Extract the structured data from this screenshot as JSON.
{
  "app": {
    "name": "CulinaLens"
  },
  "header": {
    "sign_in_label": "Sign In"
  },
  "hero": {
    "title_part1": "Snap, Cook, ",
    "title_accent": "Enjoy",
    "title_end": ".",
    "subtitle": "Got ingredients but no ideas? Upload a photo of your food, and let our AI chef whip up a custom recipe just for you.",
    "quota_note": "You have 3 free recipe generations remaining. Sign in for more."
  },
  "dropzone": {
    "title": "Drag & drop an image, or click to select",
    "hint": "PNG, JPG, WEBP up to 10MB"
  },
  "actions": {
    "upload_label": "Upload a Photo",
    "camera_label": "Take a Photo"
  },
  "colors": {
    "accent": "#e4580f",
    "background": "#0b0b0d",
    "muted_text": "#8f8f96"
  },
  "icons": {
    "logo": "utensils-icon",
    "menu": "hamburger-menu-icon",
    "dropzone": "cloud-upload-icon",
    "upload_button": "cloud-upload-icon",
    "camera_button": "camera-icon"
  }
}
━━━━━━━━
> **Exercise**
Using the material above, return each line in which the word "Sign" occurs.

> **Solution below**
    "sign_in_label": "Sign In"
    "quota_note": "You have 3 free recipe generations remaining. Sign in for more."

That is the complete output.